This version of marzipan is made using cashew seeds and is shaped into little colorful bites. It is the crowning glory of every Indian Christmas platter.
Most Goan Sweet recipes are a labor of love and usually require either hours of stirring on the stovetop or take hours to shape and form. And while I love them all and make most of them every year, I love having recipes like this Chocolate Hazelnut Fudge on hand. This recipe is a great one to have on hand. It uses just 4 ingredients and the cooking time is just a few minutes. And, after leaving it to set in the fridge for a few hours, you end up with a super delicious, decadent chocolate fudge. This time around, I’m using hazelnuts in the fudge and I’m happy to report that this fudge tastes very similar to the Ferrero Rocher chocolates you find in the shops, albeit, without the wafer. You can customize this fudge to suit your liking by swapping hazelnuts for any nuts that you prefer.
Chocolate Hazelnut Fudge
350g dark chocolate
1 tin condensed milk (we get 395g tins here)
Line a 9 inch square baking tray with some foil, leaving a little overhang on the sides and set aside.
Lightly roast the hazelnuts. Carefully remove any pieces of skin / peel that may have been left on. Let the nuts cool down completely.
Roughly chop the nuts or place them in a ziplock back and crush the nuts with a rolling pin. You will be left with a rough chop.
Add the butter, condensed milk and chocolate pieces to a heavy bottomed pan. Stir over medium heat till the chocolate has melted and everything in the pan has combined to form a rich, luscious mix.
Add the hazelnuts and stir through to incorporate well. You will notice the mix starting to thicken.
Quickly pour into the foil lined tray. Leave it on the countertop to cool down a little. Once it comes to room temperature, pop the tray into the fridge and leave it to set for 4-6 hours or overnight.
Carefully peel back the foil. Cut the fudge into squares and serve.
If you’re not serving this up immediately, place in an airtight container and refrigerate till needed.
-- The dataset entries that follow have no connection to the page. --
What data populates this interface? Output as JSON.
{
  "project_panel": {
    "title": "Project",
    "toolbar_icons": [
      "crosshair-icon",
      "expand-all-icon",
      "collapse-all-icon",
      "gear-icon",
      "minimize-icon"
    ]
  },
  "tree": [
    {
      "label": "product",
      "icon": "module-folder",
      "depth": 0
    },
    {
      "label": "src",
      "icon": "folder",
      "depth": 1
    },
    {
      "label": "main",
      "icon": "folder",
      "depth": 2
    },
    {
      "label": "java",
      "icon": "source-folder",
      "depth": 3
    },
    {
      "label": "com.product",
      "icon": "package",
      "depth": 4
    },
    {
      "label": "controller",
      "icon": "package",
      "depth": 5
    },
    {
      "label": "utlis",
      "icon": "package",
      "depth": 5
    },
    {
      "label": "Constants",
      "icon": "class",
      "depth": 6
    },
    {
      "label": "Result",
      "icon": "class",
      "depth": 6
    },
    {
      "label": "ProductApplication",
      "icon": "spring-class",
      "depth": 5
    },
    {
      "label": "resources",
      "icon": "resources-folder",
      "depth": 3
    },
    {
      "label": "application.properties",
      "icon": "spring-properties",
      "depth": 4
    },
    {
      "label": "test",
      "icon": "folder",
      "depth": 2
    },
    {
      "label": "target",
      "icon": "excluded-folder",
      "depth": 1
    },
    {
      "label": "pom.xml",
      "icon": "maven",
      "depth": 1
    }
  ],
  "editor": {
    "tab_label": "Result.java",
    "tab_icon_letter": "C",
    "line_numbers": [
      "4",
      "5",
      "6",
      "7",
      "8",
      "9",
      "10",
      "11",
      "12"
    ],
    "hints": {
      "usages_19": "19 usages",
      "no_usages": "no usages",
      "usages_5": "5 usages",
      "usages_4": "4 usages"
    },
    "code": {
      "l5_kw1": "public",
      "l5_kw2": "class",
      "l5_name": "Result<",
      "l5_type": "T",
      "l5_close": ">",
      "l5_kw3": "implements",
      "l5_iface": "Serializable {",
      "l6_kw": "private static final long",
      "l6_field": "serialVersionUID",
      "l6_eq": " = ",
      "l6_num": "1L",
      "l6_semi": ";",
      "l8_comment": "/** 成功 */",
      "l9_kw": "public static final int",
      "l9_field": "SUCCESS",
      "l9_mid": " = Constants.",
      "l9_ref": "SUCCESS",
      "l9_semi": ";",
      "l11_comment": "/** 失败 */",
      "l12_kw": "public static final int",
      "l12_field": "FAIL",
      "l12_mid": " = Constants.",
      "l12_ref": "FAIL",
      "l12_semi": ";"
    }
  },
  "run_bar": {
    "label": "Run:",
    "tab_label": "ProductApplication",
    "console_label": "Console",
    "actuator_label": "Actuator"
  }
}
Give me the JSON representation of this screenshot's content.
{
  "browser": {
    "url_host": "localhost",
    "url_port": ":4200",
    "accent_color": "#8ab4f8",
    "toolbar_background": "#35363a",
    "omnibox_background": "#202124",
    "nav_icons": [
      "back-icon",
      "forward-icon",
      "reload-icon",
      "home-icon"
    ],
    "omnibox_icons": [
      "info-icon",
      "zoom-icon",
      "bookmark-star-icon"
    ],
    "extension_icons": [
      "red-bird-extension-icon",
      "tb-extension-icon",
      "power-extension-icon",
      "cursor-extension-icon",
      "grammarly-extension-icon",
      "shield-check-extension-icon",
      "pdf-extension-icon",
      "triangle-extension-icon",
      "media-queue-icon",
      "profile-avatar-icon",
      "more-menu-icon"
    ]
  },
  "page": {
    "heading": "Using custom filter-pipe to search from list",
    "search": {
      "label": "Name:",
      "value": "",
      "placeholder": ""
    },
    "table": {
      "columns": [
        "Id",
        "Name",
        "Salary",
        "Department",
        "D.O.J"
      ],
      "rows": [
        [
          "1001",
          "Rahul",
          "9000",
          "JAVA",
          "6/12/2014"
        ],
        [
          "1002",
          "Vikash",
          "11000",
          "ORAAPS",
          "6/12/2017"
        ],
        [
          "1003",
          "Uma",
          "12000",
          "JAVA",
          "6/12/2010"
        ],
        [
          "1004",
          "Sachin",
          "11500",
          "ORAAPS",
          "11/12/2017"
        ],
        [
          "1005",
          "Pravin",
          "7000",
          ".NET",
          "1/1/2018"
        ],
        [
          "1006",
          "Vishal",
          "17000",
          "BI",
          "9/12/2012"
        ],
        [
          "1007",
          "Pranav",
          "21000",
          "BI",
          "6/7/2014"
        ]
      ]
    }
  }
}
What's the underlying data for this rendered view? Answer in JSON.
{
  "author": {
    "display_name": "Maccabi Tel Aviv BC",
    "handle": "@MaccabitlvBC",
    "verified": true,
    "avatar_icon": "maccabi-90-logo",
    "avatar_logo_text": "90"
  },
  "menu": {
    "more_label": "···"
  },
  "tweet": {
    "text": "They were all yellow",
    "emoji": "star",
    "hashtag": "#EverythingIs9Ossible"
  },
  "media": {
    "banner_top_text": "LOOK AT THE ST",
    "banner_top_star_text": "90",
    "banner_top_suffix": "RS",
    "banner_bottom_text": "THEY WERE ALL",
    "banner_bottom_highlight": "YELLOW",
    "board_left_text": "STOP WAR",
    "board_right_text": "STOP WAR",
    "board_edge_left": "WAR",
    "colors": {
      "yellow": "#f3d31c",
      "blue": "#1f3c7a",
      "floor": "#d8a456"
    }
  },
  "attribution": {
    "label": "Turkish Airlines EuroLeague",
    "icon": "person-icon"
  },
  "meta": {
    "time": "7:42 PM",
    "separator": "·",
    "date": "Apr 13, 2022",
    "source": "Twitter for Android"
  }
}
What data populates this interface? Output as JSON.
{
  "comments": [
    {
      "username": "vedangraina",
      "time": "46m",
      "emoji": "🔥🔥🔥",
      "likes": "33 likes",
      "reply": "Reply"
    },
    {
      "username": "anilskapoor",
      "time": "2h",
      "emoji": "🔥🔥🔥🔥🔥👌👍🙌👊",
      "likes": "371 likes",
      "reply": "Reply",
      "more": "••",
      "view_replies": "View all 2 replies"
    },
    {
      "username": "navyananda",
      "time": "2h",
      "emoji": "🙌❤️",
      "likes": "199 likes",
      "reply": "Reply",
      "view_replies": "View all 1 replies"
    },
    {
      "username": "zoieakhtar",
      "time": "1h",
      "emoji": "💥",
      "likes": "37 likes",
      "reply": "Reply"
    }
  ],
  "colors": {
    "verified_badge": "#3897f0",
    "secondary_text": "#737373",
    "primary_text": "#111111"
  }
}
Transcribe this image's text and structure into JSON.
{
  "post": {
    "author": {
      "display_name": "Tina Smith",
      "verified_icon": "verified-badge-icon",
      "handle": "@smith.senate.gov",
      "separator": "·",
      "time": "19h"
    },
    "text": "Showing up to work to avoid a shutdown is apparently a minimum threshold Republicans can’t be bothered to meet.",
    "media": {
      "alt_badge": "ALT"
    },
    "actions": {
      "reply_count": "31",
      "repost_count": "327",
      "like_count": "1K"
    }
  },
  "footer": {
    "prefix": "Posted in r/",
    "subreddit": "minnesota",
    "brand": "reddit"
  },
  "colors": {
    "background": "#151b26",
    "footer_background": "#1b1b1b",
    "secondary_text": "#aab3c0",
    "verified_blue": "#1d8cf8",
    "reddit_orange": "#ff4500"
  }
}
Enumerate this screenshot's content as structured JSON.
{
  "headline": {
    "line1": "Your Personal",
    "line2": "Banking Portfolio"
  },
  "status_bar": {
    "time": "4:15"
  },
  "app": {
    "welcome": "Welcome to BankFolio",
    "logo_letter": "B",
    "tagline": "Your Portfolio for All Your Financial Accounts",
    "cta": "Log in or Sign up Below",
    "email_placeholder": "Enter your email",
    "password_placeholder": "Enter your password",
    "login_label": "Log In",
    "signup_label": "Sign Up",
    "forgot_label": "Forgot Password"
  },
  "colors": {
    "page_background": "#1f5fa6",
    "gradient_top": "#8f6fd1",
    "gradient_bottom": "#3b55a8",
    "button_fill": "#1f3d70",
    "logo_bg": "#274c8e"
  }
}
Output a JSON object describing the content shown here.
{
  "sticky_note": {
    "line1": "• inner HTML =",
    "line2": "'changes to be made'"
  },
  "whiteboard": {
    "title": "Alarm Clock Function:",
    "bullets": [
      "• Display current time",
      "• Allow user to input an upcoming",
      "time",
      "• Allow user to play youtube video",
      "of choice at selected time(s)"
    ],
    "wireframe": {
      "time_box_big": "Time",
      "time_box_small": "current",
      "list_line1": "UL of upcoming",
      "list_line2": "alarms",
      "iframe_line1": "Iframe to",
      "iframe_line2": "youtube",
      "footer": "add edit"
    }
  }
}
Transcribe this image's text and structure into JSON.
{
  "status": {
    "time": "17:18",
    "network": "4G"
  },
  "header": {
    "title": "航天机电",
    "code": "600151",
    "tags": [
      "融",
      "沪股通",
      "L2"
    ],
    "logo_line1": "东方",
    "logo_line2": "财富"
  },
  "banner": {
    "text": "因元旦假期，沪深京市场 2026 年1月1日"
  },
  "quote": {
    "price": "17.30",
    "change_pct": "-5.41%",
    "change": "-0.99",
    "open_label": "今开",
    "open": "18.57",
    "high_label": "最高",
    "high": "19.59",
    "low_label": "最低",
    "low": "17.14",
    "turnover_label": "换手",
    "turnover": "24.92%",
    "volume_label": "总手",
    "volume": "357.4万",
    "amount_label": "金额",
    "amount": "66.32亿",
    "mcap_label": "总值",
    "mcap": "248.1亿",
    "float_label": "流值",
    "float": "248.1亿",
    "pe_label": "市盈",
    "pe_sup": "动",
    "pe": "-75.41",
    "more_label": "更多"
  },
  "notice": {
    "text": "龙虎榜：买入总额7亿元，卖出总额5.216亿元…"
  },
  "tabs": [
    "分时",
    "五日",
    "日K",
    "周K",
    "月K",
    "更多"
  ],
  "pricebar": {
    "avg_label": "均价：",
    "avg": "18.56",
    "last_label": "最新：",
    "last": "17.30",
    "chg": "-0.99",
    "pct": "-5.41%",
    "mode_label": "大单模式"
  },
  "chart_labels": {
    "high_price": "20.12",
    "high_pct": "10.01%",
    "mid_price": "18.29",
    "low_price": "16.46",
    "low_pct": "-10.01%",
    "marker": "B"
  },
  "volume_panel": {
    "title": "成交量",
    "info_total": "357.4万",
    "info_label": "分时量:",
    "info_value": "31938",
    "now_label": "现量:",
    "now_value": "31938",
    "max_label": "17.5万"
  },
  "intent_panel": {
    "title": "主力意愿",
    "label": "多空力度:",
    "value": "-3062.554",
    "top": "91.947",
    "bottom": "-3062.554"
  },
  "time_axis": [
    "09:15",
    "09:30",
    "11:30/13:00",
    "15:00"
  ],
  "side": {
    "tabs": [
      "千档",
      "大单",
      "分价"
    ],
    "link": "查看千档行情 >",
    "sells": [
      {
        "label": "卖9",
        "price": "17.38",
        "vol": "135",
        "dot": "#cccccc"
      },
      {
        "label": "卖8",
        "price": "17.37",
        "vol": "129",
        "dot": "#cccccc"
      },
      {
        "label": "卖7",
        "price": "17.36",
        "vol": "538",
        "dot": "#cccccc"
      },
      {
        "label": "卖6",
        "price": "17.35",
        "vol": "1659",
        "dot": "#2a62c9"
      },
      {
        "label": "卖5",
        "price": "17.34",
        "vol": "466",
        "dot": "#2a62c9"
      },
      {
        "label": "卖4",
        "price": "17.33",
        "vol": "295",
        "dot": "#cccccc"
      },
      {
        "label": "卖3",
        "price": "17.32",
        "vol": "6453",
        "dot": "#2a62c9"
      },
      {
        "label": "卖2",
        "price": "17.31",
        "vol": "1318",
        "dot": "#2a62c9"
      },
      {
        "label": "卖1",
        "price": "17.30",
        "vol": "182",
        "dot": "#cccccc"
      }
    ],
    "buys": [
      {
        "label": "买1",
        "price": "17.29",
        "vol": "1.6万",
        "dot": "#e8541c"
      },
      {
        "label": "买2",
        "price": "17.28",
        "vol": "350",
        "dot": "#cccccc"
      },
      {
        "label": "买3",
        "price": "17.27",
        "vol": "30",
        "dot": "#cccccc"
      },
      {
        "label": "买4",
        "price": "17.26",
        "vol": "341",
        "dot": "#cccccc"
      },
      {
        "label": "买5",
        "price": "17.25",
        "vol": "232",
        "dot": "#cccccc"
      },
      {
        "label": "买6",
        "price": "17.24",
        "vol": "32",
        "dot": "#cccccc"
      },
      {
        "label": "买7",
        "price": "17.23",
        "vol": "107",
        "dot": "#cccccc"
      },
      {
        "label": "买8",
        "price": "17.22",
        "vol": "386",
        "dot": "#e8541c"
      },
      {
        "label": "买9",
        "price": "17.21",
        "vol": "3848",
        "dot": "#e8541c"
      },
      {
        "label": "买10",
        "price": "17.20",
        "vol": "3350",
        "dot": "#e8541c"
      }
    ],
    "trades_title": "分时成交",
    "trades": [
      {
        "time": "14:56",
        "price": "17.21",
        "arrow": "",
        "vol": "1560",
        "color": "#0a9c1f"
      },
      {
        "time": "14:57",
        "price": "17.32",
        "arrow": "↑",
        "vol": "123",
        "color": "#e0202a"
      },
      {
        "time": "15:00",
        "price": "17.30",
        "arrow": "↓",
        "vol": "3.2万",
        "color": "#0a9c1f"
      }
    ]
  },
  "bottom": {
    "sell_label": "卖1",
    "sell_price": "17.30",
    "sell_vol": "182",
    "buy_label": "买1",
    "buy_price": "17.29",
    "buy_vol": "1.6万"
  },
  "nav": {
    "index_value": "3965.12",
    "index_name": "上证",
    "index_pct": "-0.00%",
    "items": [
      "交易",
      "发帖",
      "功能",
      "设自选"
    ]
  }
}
Let’s talk about the dough for a bit. It is such a ridiculously simple recipe, you will be surprised at how tasty the nankatais turn out. I find that this dough can be a little finicky and it usually works beautifully on a slightly warm day. While that works beautifully for us in Australia and anyone in the Southern Hemisphere, it could be a challenge in the Northern Hemisphere, where its the middle of winter. If its cold where you are, you might find that the dough ends up a little crumbly and you may have a little difficulty shaping it into a cookie. When that happens, I pop the dough in an ovensafe bowl and pop it into a slightly warm oven (about 100 degrees) for a couple of minutes. This helps the ghee warm up and helps bind the dough.
Yields: 1/2 kilo (approx 30 cookies)
1 1/3 cup all purpose flour
1/3 cup besan (chickpea flour)
1 cup sugar (superfine. You can also powder larger grain sugar and then use it in the recipe)
2/3 cup of ghee (clarified butter)
1/4 tsp baking soda
Preheat your oven to 180 deg. Celsius and line a baking tray with some baking / parchment paper.
Mix the ghee and sugar till it is light and creamy. Scrape down the edges and bottom of the mixing bowl halfway through the process.
Add the rest of the ingredients (baking soda, all purpose flour and chickpea flour) to the mixing bowl and continue mixing till it forms a dough.
Shape into little cookies by rolling portions of the dough into a little ball and flatten it slightly. Place the cookies on the lined baking tray.
Bake for 12-15 minutes or till done. Your looking for a light colour on the edges.
Take it out of the oven and leave the cookies to cool on the tray itself.
When completely cool, store in an airtight container.
You can watch the video recipe here –